“We don’t really give specific plans but the biggest takeaway is to make sure you have a plan and have tested that plan like Raj said here earlier,” added Albert. “Just take the basic steps, make sure you have the patching of your systems, and make sure you have updated software.”
As the discussion moved towards ransomware and other threats to businesses today, Todd talked on how to properly budget for security.
“Cybersecurity scares people, it scares the board and public companies,” said Todd. “When I need money for cybersecurity it’s usually not a question because it’s so vital to a company, but what I try to do is take 25% of my budget and earmark that for cybersecurity. There’s a lot of cyber security people out there now pitching and trying to make money. It’s a big business right now.”
When it comes to how to invest that money, the panel agreed that the best defense against ransomware, other types of malware, and similar cybersecurity threats is a robust data backup contingency.
“We practice onsite and offsite, and multiple stage backups; by the time the client notices the attacks, yes, all the files are encrypted, and some of the onsite backups are also encrypted and we ended up with data recovered from them off the cloud because we’re not just keeping one copy of it,” explained Raj. “Depending on the client and the risk threshold we’re keeping 5 to 20 copies of the data. In all three incidents, we have 100% recovery.”
The major recommendations imparted by the panel included:
- Make a considerable investment in a comprehensive backup data recovery solution.
- Test your backup and cybersecurity measures thoroughly and regularly.
- Be sure to make the most of available resources (both provided online and through expert IT consultants) to ensure that you’re not overlooking vulnerabilities in your IT security methodology.
Want to ensure your employees have a confident grasp of their role in cybersecurity?
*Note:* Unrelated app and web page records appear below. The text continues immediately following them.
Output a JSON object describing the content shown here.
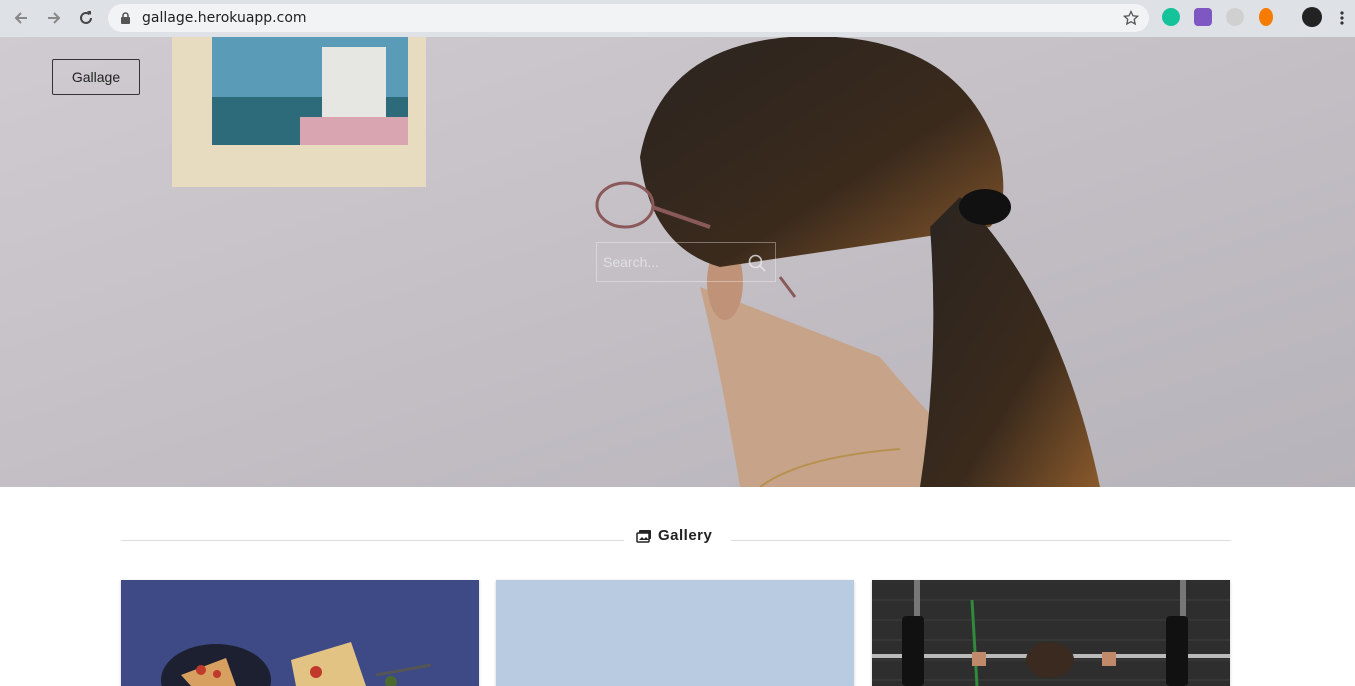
{
  "browser": {
    "url": "gallage.herokuapp.com"
  },
  "hero": {
    "brand_label": "Gallage",
    "search_placeholder": "Search..."
  },
  "gallery": {
    "title": "Gallery",
    "cards": [
      {
        "name": "food-photo"
      },
      {
        "name": "sky-photo"
      },
      {
        "name": "fitness-photo"
      }
    ]
  }
}
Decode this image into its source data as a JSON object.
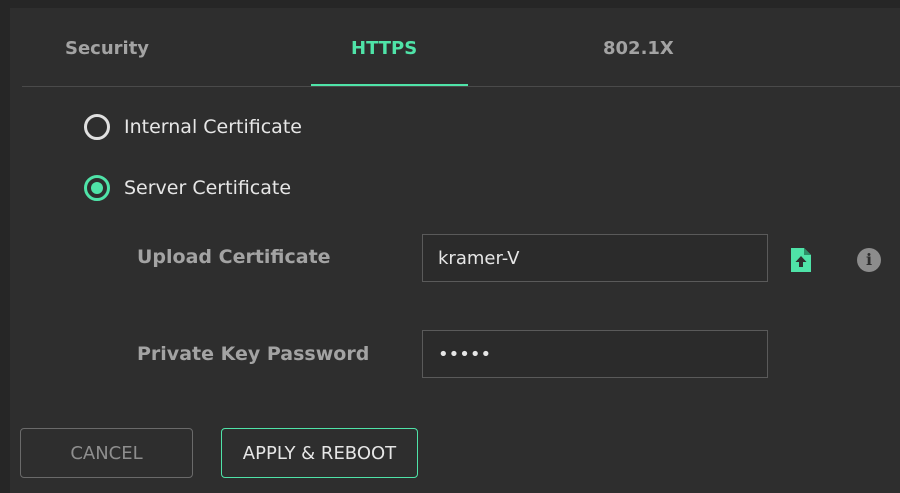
{
  "tabs": [
    {
      "label": "Security",
      "active": false
    },
    {
      "label": "HTTPS",
      "active": true
    },
    {
      "label": "802.1X",
      "active": false
    }
  ],
  "certificate": {
    "internal_label": "Internal Certificate",
    "internal_selected": false,
    "server_label": "Server Certificate",
    "server_selected": true
  },
  "fields": {
    "upload_label": "Upload Certificate",
    "upload_value": "kramer-V",
    "password_label": "Private Key Password",
    "password_value": "•••••"
  },
  "icons": {
    "upload": "file-upload-icon",
    "info": "info-icon",
    "info_glyph": "i"
  },
  "buttons": {
    "cancel_label": "CANCEL",
    "apply_label": "APPLY & REBOOT"
  },
  "colors": {
    "accent": "#4fe3a8",
    "background": "#2e2e2e",
    "text_muted": "#a3a3a3",
    "text": "#e6e6e6"
  }
}
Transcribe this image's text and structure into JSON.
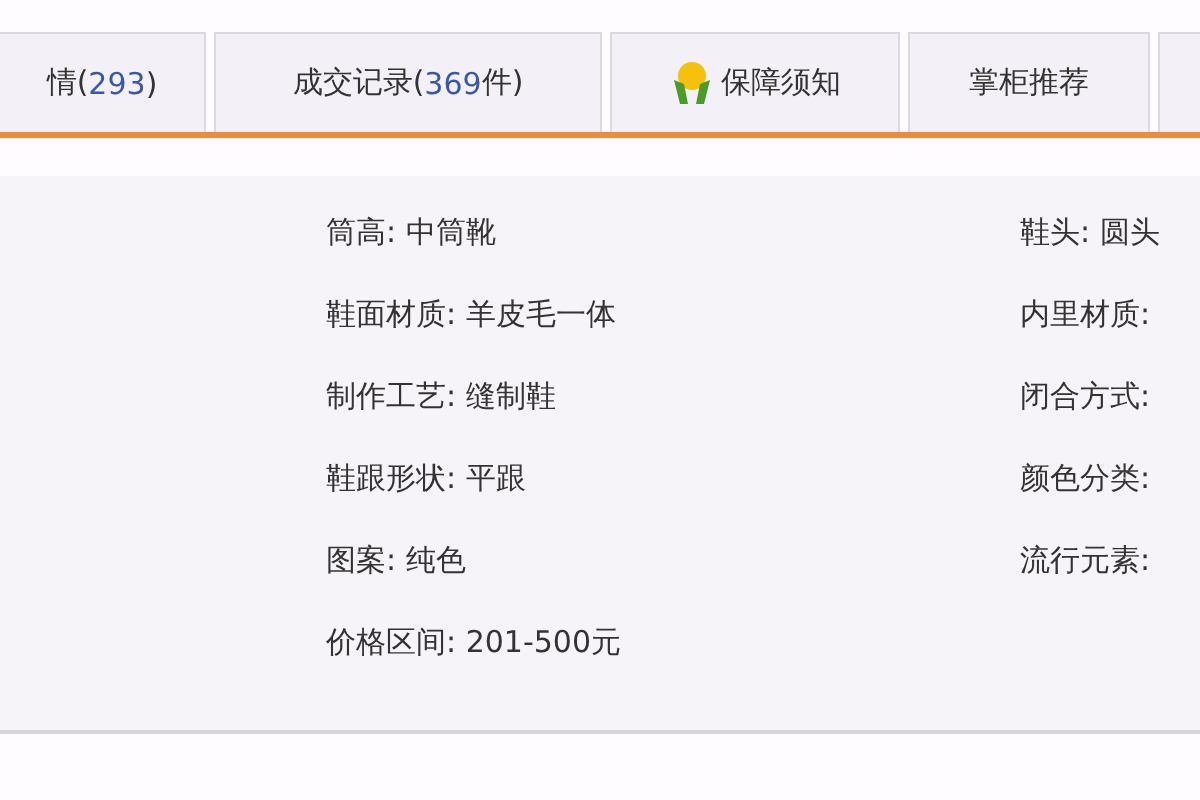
{
  "tabs": [
    {
      "kind": "count",
      "prefix": "情(",
      "count": "293",
      "suffix": ")"
    },
    {
      "kind": "count",
      "prefix": "成交记录(",
      "count": "369",
      "suffix": "件)"
    },
    {
      "kind": "icon",
      "label": "保障须知"
    },
    {
      "kind": "plain",
      "label": "掌柜推荐"
    },
    {
      "kind": "blank"
    }
  ],
  "attributes": {
    "column_1": [
      "筒高: 中筒靴",
      "鞋面材质: 羊皮毛一体",
      "制作工艺: 缝制鞋",
      "鞋跟形状: 平跟",
      "图案: 纯色",
      "价格区间: 201-500元"
    ],
    "column_2": [
      "鞋头: 圆头",
      "内里材质:",
      "闭合方式:",
      "颜色分类:",
      "流行元素:"
    ]
  }
}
Get in touch with Raj today at (917) 685-7731 or firstname.lastname@example.org to have him work with your employees directly through a Lunch & Learn event, or at your next conference.